Solo Exhibition + Residency

Chicago, IL
March 5 & 8


The project was made possible thanks to the support of Emilio Williams and Dr. Robert Murphy

Collabiosis |  sphereing

locally sourced clay, steel spoons, brick
entrance installation

The solo exhibition, Collabiosis culminated a multi-month  artist residency at the Blue Parrot in Chicago, IL.
/kəˈlabi ōsis|

A process or condition of collapsing together.

The name of the  exhibition, Collabiosis, is an invented word that comes from combining - collabi ( the etymological root of  collapse and collaboration) and  osis (a suffix denoting a process or condition of change). Utilizing a wide range of materials which include: locally sourced clay, windshields, projection, and steel spoons, the multi-room installation investigates  transformation, perception, and time, highlighting the inter-relationships of deconstruction and construction, chaos, and order. Throughout the exhibition the  installations responds to the site and different material histories of  Chicago.  


“A single animal’s rebellion rendering mass destruction while also clearing the stage for a phatasmagoric theater of the future. Old Chicago burned to the ground and modern Chicago grew.”- Hannah B. Higgins

The famous cow mythology marks a genesis of Chicago’s grid, reflected in its’ brick buildings. After the devastating fire on October 8,1871 Joseph Mendill proclaimed in the Chicago Tribune, “Modern Chicago would be a grid.” This installation presents a spectral reordering of grids that lay beneath Chicago’s material and discursive history within The Blue Parrot,  located on 1924 N Halsted St: 41°55’00.3”N+87°38’55.1”W:3.5 miles away from the Zero-Zero Point of the Chicago grid.
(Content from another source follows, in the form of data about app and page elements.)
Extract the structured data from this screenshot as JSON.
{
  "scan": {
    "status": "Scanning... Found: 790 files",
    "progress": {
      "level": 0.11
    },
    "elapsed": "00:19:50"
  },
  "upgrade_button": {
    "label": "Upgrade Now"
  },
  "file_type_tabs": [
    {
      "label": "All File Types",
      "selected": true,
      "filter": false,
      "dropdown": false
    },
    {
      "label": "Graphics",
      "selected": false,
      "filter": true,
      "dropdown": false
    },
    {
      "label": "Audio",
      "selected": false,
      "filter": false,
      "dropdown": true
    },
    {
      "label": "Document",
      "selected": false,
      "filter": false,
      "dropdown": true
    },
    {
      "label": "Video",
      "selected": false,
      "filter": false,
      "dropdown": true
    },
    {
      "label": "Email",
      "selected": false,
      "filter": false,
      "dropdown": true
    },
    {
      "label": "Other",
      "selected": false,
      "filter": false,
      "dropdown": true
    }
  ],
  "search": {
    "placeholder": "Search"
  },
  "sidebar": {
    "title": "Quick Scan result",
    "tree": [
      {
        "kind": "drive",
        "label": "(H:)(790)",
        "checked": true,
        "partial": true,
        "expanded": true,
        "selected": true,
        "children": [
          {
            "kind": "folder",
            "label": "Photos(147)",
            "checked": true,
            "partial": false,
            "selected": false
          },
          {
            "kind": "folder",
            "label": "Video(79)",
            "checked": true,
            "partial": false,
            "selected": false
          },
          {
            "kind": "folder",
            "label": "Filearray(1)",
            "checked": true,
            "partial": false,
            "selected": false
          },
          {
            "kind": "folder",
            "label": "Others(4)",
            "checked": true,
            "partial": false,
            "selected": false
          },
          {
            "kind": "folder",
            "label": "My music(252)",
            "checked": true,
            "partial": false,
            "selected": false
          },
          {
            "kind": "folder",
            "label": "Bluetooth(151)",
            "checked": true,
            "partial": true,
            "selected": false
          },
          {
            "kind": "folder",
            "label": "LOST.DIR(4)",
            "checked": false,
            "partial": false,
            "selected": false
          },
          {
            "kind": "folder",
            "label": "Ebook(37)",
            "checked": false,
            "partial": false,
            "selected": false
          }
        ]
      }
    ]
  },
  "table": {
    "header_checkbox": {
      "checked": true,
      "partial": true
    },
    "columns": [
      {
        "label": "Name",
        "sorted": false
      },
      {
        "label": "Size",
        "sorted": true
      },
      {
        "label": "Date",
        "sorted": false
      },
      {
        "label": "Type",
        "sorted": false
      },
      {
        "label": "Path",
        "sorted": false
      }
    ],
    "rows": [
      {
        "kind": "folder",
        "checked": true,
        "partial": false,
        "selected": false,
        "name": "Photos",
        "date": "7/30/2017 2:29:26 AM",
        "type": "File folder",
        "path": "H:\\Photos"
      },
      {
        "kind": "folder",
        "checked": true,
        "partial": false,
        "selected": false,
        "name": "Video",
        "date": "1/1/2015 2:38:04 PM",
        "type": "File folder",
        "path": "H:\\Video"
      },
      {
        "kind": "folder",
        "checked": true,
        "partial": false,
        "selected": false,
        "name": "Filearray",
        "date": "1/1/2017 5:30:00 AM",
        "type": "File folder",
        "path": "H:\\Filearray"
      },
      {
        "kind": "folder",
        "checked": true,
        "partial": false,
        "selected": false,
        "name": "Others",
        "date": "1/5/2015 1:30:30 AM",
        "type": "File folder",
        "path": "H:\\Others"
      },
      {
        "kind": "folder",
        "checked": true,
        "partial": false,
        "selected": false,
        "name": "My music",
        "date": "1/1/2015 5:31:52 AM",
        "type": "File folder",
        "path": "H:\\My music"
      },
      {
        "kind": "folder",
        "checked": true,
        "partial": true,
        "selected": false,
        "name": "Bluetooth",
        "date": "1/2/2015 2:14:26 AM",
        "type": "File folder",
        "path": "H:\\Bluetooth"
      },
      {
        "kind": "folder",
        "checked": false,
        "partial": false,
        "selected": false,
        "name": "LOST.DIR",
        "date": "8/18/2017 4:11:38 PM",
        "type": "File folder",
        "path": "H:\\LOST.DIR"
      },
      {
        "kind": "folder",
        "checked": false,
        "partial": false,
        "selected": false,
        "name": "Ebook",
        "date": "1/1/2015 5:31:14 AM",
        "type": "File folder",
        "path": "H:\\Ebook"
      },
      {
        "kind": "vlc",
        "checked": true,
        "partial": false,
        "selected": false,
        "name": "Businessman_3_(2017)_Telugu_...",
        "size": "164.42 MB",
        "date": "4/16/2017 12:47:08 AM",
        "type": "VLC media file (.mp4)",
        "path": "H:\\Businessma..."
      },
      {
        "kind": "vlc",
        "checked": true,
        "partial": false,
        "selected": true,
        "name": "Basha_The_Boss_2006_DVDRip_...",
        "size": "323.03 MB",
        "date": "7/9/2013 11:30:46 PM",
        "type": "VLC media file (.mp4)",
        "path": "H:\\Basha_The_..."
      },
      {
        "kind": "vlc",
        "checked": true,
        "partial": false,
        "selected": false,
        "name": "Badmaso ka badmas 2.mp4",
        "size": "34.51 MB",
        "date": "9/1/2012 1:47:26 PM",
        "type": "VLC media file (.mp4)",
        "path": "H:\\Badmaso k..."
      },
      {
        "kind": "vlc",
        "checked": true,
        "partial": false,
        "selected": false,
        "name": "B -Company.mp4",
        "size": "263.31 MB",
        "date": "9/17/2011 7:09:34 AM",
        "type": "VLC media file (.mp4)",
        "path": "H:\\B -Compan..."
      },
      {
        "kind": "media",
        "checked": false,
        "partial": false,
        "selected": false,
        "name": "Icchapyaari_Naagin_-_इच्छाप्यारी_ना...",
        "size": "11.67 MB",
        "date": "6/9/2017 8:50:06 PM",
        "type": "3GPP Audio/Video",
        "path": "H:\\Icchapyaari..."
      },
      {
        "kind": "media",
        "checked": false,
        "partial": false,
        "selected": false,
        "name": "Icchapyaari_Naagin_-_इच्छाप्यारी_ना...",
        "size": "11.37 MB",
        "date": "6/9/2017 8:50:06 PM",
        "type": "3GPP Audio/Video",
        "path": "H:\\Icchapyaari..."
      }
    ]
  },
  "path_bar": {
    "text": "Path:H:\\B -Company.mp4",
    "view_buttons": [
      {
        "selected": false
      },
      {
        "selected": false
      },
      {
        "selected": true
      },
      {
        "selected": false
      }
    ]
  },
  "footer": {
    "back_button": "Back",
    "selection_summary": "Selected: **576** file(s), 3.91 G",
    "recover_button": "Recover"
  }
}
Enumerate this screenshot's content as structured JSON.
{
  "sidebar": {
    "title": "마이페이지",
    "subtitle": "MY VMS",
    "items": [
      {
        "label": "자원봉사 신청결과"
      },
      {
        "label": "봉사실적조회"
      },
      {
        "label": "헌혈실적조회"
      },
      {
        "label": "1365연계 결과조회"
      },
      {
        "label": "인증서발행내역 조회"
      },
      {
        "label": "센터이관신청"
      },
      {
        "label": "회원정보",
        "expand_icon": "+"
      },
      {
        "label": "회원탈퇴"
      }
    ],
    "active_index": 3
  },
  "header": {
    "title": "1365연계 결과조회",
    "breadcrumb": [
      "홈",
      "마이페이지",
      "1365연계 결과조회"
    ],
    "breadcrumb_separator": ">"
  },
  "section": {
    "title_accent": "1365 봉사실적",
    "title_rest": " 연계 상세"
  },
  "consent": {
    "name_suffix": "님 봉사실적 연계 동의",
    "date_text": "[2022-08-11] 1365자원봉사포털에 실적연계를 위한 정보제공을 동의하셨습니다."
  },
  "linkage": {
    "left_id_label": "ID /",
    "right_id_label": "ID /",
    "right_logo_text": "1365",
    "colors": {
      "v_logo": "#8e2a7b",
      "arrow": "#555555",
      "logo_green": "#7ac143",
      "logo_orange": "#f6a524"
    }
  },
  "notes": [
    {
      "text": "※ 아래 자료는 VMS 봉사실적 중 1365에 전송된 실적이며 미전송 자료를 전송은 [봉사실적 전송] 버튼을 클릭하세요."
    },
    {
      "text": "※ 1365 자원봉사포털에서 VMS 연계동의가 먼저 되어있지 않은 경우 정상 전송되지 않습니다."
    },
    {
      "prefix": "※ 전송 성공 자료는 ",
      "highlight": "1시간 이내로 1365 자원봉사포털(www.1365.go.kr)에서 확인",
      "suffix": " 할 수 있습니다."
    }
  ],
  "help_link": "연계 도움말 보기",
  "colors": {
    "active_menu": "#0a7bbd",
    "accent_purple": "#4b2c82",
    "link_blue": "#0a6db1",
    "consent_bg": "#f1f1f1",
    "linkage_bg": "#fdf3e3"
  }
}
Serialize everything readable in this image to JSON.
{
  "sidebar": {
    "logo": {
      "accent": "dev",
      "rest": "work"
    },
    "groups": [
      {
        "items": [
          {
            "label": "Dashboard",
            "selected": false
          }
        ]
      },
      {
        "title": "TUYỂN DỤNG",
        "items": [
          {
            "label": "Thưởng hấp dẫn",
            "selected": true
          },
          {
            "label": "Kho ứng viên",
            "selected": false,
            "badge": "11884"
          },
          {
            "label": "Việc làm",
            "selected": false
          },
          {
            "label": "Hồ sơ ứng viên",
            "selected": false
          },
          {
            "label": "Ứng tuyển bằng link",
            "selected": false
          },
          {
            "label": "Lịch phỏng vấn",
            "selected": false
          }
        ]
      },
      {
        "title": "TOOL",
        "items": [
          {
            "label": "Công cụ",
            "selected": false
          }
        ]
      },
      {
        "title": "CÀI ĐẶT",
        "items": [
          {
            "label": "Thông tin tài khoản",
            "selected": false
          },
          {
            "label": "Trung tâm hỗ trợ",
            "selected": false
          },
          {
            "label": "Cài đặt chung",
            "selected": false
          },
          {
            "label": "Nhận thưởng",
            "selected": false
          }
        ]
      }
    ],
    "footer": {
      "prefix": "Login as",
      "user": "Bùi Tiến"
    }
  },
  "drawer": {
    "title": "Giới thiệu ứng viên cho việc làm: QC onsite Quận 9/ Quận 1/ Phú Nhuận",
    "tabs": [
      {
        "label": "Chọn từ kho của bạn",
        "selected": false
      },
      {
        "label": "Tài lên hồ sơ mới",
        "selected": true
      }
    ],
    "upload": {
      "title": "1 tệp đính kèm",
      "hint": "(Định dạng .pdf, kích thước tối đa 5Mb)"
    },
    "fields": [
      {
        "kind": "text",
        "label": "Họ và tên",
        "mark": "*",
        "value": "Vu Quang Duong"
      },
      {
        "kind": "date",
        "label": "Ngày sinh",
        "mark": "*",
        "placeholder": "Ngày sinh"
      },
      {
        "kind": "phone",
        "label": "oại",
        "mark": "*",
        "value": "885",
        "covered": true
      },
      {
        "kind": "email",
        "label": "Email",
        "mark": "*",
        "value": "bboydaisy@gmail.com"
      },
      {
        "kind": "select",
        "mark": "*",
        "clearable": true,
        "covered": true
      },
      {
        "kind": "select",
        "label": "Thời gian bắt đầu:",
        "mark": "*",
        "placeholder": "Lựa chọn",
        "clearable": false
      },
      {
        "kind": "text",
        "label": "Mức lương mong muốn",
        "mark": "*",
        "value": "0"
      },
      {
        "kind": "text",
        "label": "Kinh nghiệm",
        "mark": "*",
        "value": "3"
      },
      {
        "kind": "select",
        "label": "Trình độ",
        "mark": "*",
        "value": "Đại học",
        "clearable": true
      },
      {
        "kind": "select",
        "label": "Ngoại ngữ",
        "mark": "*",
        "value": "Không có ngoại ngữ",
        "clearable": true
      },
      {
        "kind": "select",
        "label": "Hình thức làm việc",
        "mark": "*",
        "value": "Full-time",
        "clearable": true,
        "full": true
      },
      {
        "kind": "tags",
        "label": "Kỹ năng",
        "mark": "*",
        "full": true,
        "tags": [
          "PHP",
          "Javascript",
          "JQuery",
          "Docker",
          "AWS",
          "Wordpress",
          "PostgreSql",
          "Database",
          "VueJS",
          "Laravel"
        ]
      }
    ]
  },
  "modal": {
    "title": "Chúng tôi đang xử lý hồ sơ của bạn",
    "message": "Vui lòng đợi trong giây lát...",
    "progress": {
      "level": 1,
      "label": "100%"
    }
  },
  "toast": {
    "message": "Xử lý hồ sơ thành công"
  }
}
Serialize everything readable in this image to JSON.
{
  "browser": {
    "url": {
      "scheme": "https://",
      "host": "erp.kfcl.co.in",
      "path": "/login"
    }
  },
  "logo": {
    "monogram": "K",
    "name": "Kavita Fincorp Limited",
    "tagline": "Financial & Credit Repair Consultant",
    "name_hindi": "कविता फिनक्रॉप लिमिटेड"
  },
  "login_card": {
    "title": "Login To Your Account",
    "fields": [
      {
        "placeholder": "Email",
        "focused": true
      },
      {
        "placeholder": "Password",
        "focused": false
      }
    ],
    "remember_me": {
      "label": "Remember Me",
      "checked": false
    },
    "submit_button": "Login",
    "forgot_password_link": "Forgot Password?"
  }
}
It consists of unfired spheres made out of clay collected from various open construction sites in Chicago. These locations representative of the continuous loop of (de)construction in everyday life. The sphere, like a seed acts as a symbol for new beginnings built from long embeded material histories. 

Field Notes:
Clay collected from  various locations throughout Chicago Metro Area: Milwaukee Ave, Division, Christiana St, Windy City Antique Brick Company etc.